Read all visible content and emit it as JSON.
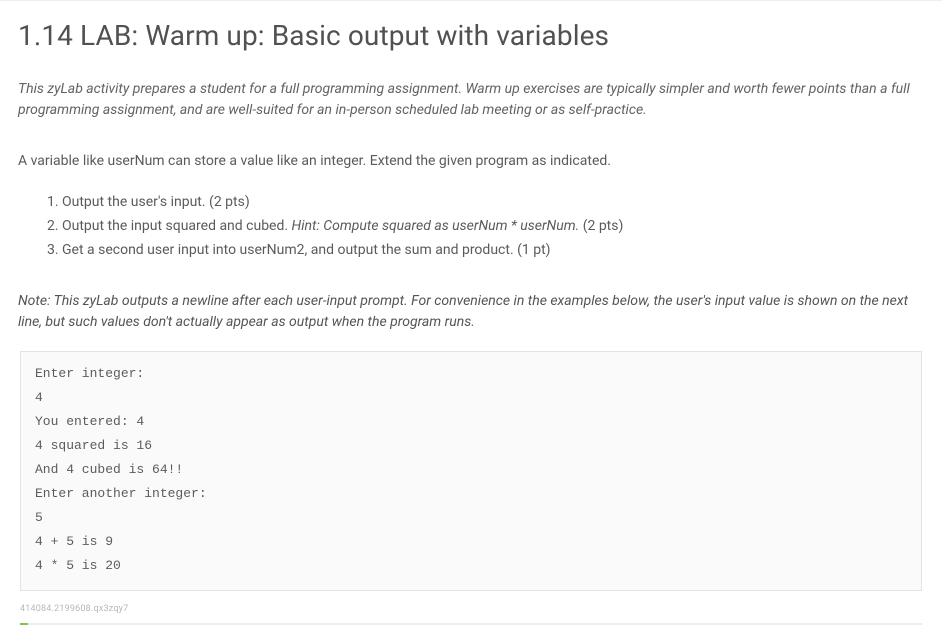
{
  "title": "1.14 LAB: Warm up: Basic output with variables",
  "intro": "This zyLab activity prepares a student for a full programming assignment. Warm up exercises are typically simpler and worth fewer points than a full programming assignment, and are well-suited for an in-person scheduled lab meeting or as self-practice.",
  "lead": "A variable like userNum can store a value like an integer. Extend the given program as indicated.",
  "steps": [
    {
      "text": "Output the user's input. (2 pts)",
      "hint": ""
    },
    {
      "text_pre": "Output the input squared and cubed. ",
      "hint": "Hint: Compute squared as userNum * userNum.",
      "text_post": " (2 pts)"
    },
    {
      "text": "Get a second user input into userNum2, and output the sum and product. (1 pt)",
      "hint": ""
    }
  ],
  "note_label": "Note:",
  "note_body": " This zyLab outputs a newline after each user-input prompt. For convenience in the examples below, the user's input value is shown on the next line, but such values don't actually appear as output when the program runs.",
  "output": "Enter integer:\n4\nYou entered: 4\n4 squared is 16\nAnd 4 cubed is 64!!\nEnter another integer:\n5\n4 + 5 is 9\n4 * 5 is 20",
  "footer_id": "414084.2199608.qx3zqy7"
}
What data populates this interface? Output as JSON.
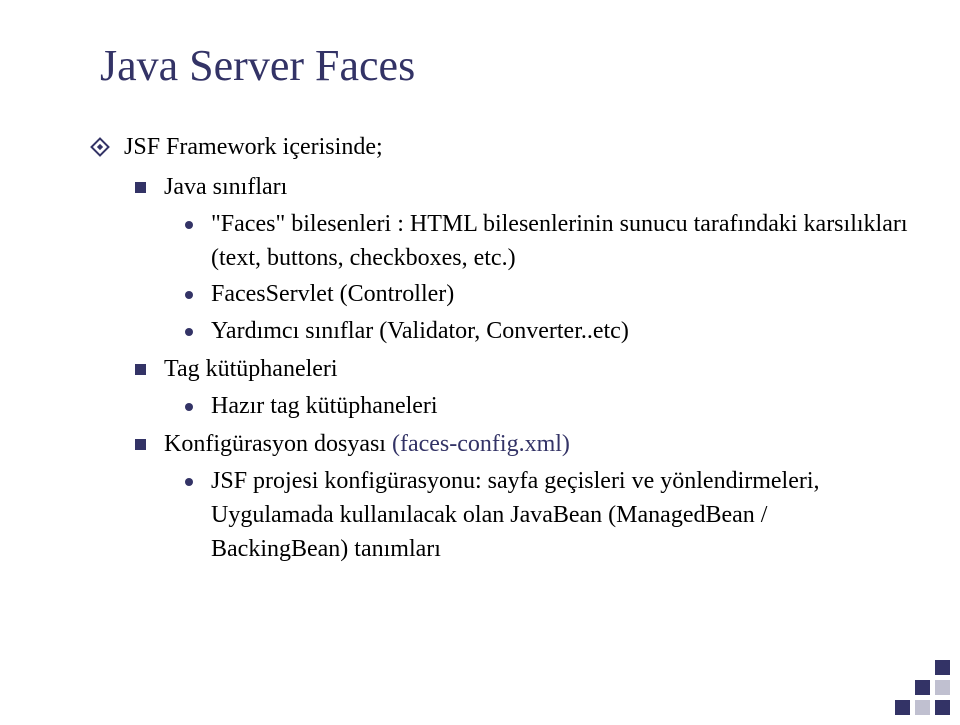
{
  "slide": {
    "title": "Java Server Faces",
    "l1_intro": "JSF Framework içerisinde;",
    "l2_java_classes": "Java sınıfları",
    "l3_faces_desc": "\"Faces\" bilesenleri : HTML bilesenlerinin sunucu tarafındaki karsılıkları (text, buttons, checkboxes, etc.)",
    "l3_faces_servlet": "FacesServlet (Controller)",
    "l3_helper": "Yardımcı sınıflar (Validator, Converter..etc)",
    "l2_taglibs": "Tag kütüphaneleri",
    "l3_readytags": "Hazır tag kütüphaneleri",
    "l2_config": "Konfigürasyon dosyası",
    "l2_config_suffix": " (faces-config.xml)",
    "l3_config_desc": "JSF projesi konfigürasyonu: sayfa geçisleri ve yönlendirmeleri, Uygulamada kullanılacak olan JavaBean (ManagedBean / BackingBean) tanımları"
  }
}
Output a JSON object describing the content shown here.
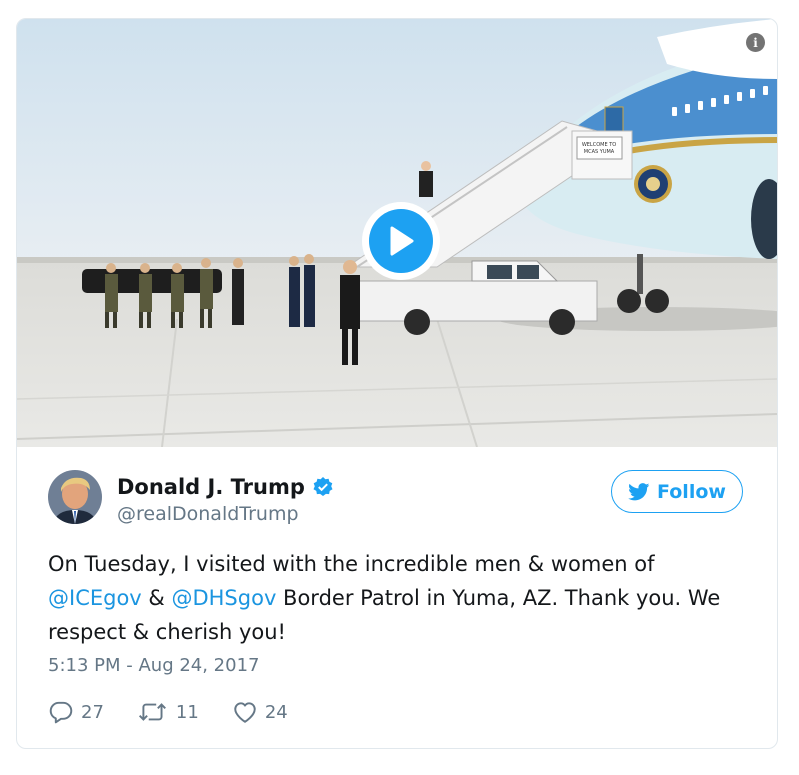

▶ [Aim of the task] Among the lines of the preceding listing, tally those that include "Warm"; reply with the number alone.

▶ [Your response] 2